## PROBLEM TO SOLVE
State how many lines in the listing contain the string "JSON", and add nothing to that number.

== EXCERPTED DATA ==

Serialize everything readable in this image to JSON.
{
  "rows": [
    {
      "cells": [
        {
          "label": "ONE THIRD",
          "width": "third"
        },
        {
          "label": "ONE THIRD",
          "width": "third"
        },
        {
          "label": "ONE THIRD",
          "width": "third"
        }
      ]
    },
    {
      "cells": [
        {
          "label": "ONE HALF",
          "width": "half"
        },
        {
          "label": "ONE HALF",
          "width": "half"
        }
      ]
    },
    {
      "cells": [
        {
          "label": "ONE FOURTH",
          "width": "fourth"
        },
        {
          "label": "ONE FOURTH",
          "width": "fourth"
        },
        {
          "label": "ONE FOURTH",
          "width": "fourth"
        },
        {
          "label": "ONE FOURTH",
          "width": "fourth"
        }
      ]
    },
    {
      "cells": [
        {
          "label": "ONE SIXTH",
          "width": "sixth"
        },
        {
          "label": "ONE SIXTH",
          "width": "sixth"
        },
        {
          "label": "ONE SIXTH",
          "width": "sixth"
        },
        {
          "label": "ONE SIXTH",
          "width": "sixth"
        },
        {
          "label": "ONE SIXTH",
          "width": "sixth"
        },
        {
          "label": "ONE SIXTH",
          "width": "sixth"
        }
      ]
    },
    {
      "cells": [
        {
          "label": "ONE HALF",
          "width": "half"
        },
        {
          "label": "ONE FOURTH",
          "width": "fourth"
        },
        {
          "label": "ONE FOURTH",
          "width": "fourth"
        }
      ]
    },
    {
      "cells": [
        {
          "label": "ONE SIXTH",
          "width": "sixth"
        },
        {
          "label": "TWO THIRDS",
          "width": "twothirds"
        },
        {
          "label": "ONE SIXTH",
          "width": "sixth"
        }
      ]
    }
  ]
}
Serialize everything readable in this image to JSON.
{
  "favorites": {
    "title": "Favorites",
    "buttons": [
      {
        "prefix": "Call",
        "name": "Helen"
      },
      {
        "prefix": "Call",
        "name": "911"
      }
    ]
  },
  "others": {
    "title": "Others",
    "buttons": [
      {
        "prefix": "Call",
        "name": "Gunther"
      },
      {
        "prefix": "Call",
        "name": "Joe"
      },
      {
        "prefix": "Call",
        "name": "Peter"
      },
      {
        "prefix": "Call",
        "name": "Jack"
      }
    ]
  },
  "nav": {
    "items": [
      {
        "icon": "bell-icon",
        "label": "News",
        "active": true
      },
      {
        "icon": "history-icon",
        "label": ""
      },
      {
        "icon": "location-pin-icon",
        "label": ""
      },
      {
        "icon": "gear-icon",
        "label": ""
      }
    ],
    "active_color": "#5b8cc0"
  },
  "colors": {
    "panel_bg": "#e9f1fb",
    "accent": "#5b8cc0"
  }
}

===
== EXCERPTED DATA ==

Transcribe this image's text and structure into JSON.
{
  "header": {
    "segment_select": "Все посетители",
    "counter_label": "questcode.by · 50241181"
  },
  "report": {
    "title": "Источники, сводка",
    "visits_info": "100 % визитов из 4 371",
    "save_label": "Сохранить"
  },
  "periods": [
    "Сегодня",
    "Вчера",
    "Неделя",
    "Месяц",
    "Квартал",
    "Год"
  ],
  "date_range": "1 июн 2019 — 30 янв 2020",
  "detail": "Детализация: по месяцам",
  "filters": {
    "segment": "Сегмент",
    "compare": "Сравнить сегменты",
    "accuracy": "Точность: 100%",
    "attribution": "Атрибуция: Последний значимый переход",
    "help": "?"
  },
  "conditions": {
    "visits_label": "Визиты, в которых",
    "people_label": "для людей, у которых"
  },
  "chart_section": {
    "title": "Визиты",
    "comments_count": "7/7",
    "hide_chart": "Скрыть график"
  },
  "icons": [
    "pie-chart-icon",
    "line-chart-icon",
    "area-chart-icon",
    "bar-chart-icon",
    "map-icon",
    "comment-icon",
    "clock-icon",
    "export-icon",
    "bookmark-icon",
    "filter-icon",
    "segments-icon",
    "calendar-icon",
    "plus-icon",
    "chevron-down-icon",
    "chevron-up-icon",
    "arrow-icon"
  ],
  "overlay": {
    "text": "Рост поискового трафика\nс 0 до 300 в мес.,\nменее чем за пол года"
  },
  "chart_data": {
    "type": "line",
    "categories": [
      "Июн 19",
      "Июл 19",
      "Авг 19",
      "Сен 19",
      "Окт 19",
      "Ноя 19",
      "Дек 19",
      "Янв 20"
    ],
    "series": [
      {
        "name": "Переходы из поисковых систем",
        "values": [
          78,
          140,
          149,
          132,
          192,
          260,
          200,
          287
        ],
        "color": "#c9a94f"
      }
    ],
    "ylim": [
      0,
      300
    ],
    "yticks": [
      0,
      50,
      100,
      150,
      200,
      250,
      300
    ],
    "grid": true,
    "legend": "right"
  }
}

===
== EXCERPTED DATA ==

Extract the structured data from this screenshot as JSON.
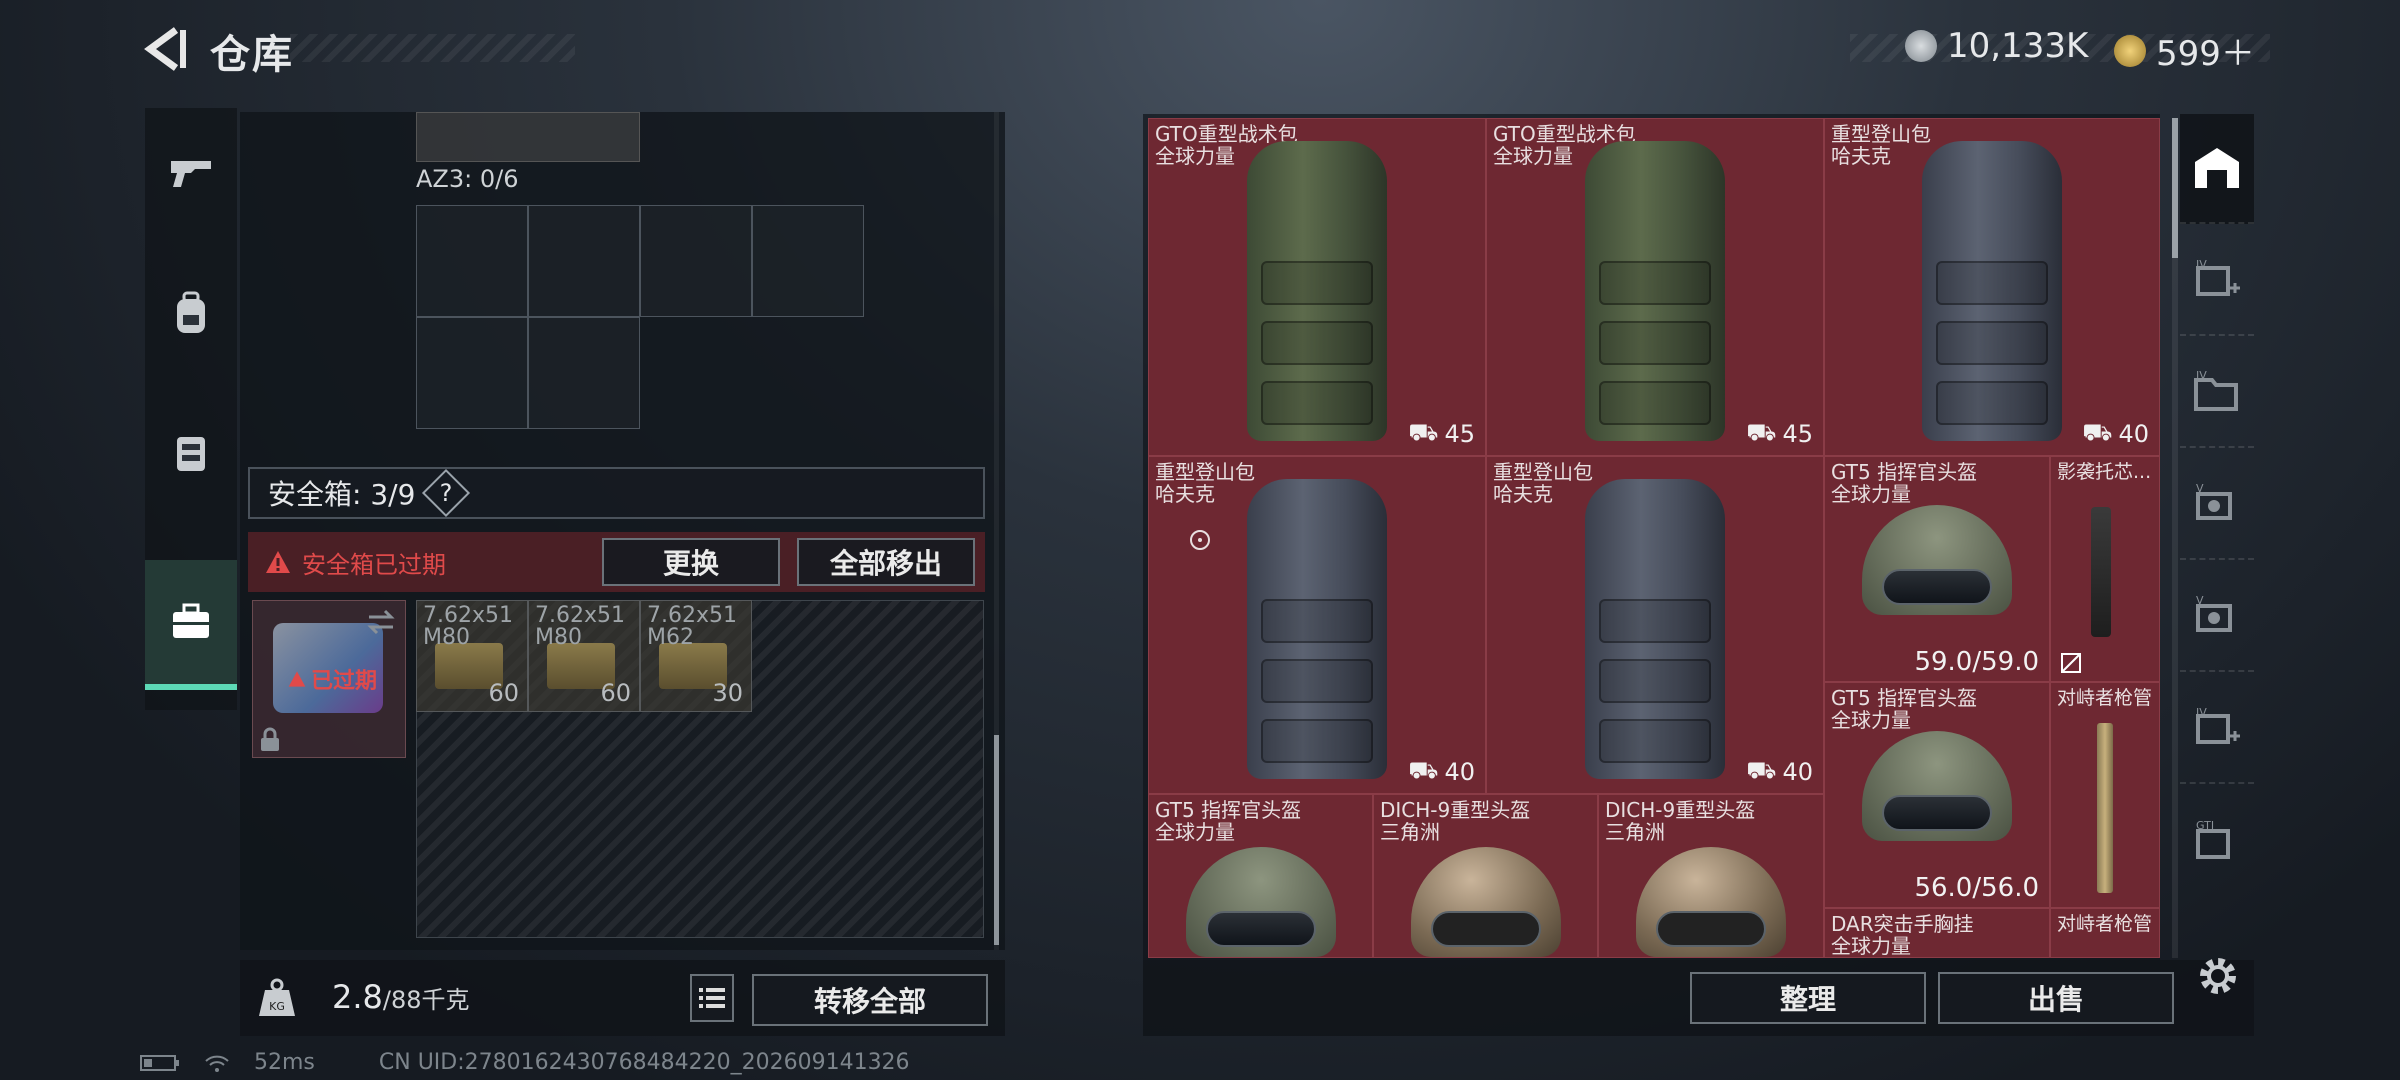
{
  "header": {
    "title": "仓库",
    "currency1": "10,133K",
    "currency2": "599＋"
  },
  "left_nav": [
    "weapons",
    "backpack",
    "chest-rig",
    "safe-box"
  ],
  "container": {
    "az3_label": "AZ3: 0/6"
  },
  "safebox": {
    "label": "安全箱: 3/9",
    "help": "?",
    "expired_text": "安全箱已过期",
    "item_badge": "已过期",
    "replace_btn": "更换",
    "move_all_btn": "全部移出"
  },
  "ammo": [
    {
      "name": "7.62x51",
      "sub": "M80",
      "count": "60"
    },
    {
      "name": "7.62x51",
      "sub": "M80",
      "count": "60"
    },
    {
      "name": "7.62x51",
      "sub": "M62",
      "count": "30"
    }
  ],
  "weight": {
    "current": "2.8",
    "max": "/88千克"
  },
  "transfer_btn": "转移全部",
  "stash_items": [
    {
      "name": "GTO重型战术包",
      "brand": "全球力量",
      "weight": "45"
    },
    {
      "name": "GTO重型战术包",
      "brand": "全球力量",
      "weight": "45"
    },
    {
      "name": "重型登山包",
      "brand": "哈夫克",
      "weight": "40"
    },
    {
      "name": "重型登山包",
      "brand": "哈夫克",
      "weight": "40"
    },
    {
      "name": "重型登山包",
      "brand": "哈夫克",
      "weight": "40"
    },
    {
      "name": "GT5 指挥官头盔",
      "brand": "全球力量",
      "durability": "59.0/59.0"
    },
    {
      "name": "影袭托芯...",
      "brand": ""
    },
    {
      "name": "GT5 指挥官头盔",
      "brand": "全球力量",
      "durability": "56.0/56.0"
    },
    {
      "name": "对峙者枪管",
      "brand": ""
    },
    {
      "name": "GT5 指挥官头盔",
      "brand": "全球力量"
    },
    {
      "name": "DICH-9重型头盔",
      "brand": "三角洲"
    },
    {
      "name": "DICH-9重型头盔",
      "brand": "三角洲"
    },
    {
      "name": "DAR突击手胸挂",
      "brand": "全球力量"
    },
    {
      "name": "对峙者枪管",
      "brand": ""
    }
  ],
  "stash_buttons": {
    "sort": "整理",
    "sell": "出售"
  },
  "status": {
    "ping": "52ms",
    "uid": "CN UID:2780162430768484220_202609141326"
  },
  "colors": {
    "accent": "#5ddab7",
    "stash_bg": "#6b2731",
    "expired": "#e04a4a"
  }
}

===

## COMPLETED EXERCISE
4